Social science and management information systems (MIS) research have been criticized for failure to integrate theory construction and theory testing (see e.g., Subramanian & Nilakanta, 1994). In particular, concerns with MIS as a cohesive research discipline have long included inadequate construct development and lack of valid, reliable measuring instruments for those constructs (Keen, 1980). Understanding the theoretical basis of constructs and how they are developed and tested across the research continuum are fundamentals of a cohesive academic discipline. To provide a common research framework for the growth of MIS as a scientific discipline, this chapter proposes a framework for an integrated research continuum across the life cycle of the research process.
Scientific Theory As A Spatial Network And The Research Continuum
To develop precise theories of wide scope and high empirical confirmation, scientific disciplines create and evolve comprehensive systems describing lawful relationships of theoretical constructs (Hempel, 1952). Some variables of interest within these theoretical constructs cannot be directly observed.
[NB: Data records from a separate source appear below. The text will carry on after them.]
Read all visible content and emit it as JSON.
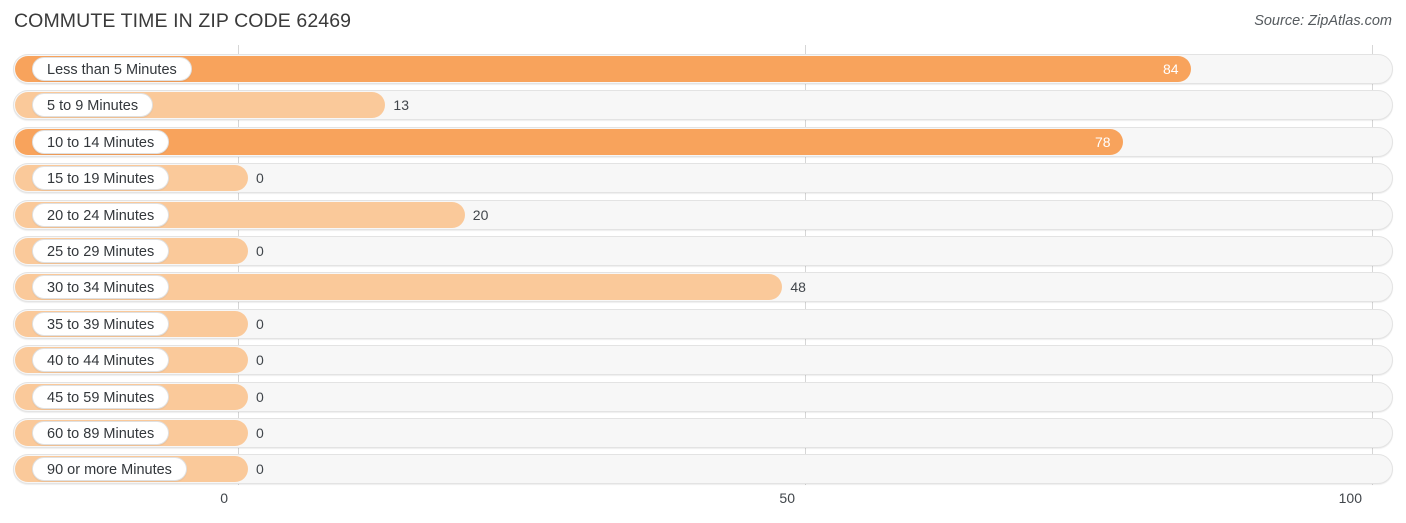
{
  "header": {
    "title": "COMMUTE TIME IN ZIP CODE 62469",
    "source": "Source: ZipAtlas.com"
  },
  "colors": {
    "bar_strong": "#f8a35c",
    "bar_light": "#fac99a",
    "track_bg": "#f7f7f7",
    "track_border": "#e3e3e3",
    "gridline": "#d6d6d6",
    "text": "#33373b",
    "value_in": "#ffffff"
  },
  "axis": {
    "ticks": [
      "0",
      "50",
      "100"
    ],
    "tick_values": [
      0,
      50,
      100
    ],
    "min": 0,
    "max": 100
  },
  "chart_data": {
    "type": "bar",
    "orientation": "horizontal",
    "title": "COMMUTE TIME IN ZIP CODE 62469",
    "subtitle": "Source: ZipAtlas.com",
    "xlabel": "",
    "ylabel": "",
    "xlim": [
      0,
      100
    ],
    "grid": true,
    "legend": "none",
    "xticks": [
      0,
      50,
      100
    ],
    "categories": [
      "Less than 5 Minutes",
      "5 to 9 Minutes",
      "10 to 14 Minutes",
      "15 to 19 Minutes",
      "20 to 24 Minutes",
      "25 to 29 Minutes",
      "30 to 34 Minutes",
      "35 to 39 Minutes",
      "40 to 44 Minutes",
      "45 to 59 Minutes",
      "60 to 89 Minutes",
      "90 or more Minutes"
    ],
    "values": [
      84,
      13,
      78,
      0,
      20,
      0,
      48,
      0,
      0,
      0,
      0,
      0
    ],
    "value_labels": [
      "84",
      "13",
      "78",
      "0",
      "20",
      "0",
      "48",
      "0",
      "0",
      "0",
      "0",
      "0"
    ]
  },
  "rows": [
    {
      "label": "Less than 5 Minutes",
      "value": 84,
      "value_label": "84",
      "shade": "strong",
      "label_inside": true
    },
    {
      "label": "5 to 9 Minutes",
      "value": 13,
      "value_label": "13",
      "shade": "light",
      "label_inside": false
    },
    {
      "label": "10 to 14 Minutes",
      "value": 78,
      "value_label": "78",
      "shade": "strong",
      "label_inside": true
    },
    {
      "label": "15 to 19 Minutes",
      "value": 0,
      "value_label": "0",
      "shade": "light",
      "label_inside": false
    },
    {
      "label": "20 to 24 Minutes",
      "value": 20,
      "value_label": "20",
      "shade": "light",
      "label_inside": false
    },
    {
      "label": "25 to 29 Minutes",
      "value": 0,
      "value_label": "0",
      "shade": "light",
      "label_inside": false
    },
    {
      "label": "30 to 34 Minutes",
      "value": 48,
      "value_label": "48",
      "shade": "light",
      "label_inside": false
    },
    {
      "label": "35 to 39 Minutes",
      "value": 0,
      "value_label": "0",
      "shade": "light",
      "label_inside": false
    },
    {
      "label": "40 to 44 Minutes",
      "value": 0,
      "value_label": "0",
      "shade": "light",
      "label_inside": false
    },
    {
      "label": "45 to 59 Minutes",
      "value": 0,
      "value_label": "0",
      "shade": "light",
      "label_inside": false
    },
    {
      "label": "60 to 89 Minutes",
      "value": 0,
      "value_label": "0",
      "shade": "light",
      "label_inside": false
    },
    {
      "label": "90 or more Minutes",
      "value": 0,
      "value_label": "0",
      "shade": "light",
      "label_inside": false
    }
  ]
}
Thus, constructs contain theorized unobservable, latent factors measured by empirically observed indicators (Nunnally, 1978).
A comprehensive scientific theory can be represented as a spatial network in which hypotheses use correspondence rules to link theoretical constructs to derived and observed empirical concepts, which acquire meaning through operational definitions. The unobservable (latent) theoretical constructs are anchored to the empirical environment by rules of interpretation (the correspondence rules). By virtue of these interpretive connections, the network can function as a scientific theory (Blalock, 1982). The ability to interpret unobservable, underlying constructs transforms a theoretical, spatial network into an empirically testable theory.
An important implication of this view of the structure of theory is that the integration of theory construction and theory testing across the research continuum is of major importance (Feigl, 1970; Hempel, 1952; Hughes, Price, & Marrs, 1986; Trochim, 1996). Figure 1 (below) is a graphic depiction of this spatial framework, developed from the work of Hempel (1952), Blalock (1982), and Trochim (1996).
Key Terms in this Chapter
Theories: General principles to which individual events, objects, or phenomena conform, and by which the occurrence of these events, objects, or phenomena is systematically anticipated.
Basic Research: Research performed without thought of practical ends, producing general knowledge and an understanding of nature and its laws.
Nomological Network: Interlocking system of hypotheses, principles, and laws linking the constructs that constitute any theory.
Construct Validity: Identifies theoretical constructs defined by a network of relations, all of which are anchored to observables, making the constructs testable.
Measurement by Proclamation: Theoretical claims of lawful relationships with no link to empirical tests (Blalock, 1982 AU16: The in-text citation "Blalock, 1982" is not in the reference list. Please correct the citation, add the reference to the list, or delete the citation. ).
Internal Principles: Define basic entities (concepts and constructs) of the theory and the lawful relationships, hypothesized as part of theory, describing interrelationships of these theoretical constructs, either within the same theory or with other theories.
Measurement: Linkage process between the physical operation, on the one hand, and a mathematical language on the other.
Conceptualization: Refers to the theoretical process by which researchers move from ideas or constructs to suggesting appropriate research operations.
Bridge Principles: Mathematical formulae and operations, stated as the rules of interpretation, that link the processes proposed by the theory to empirical phenomena (measures and observations).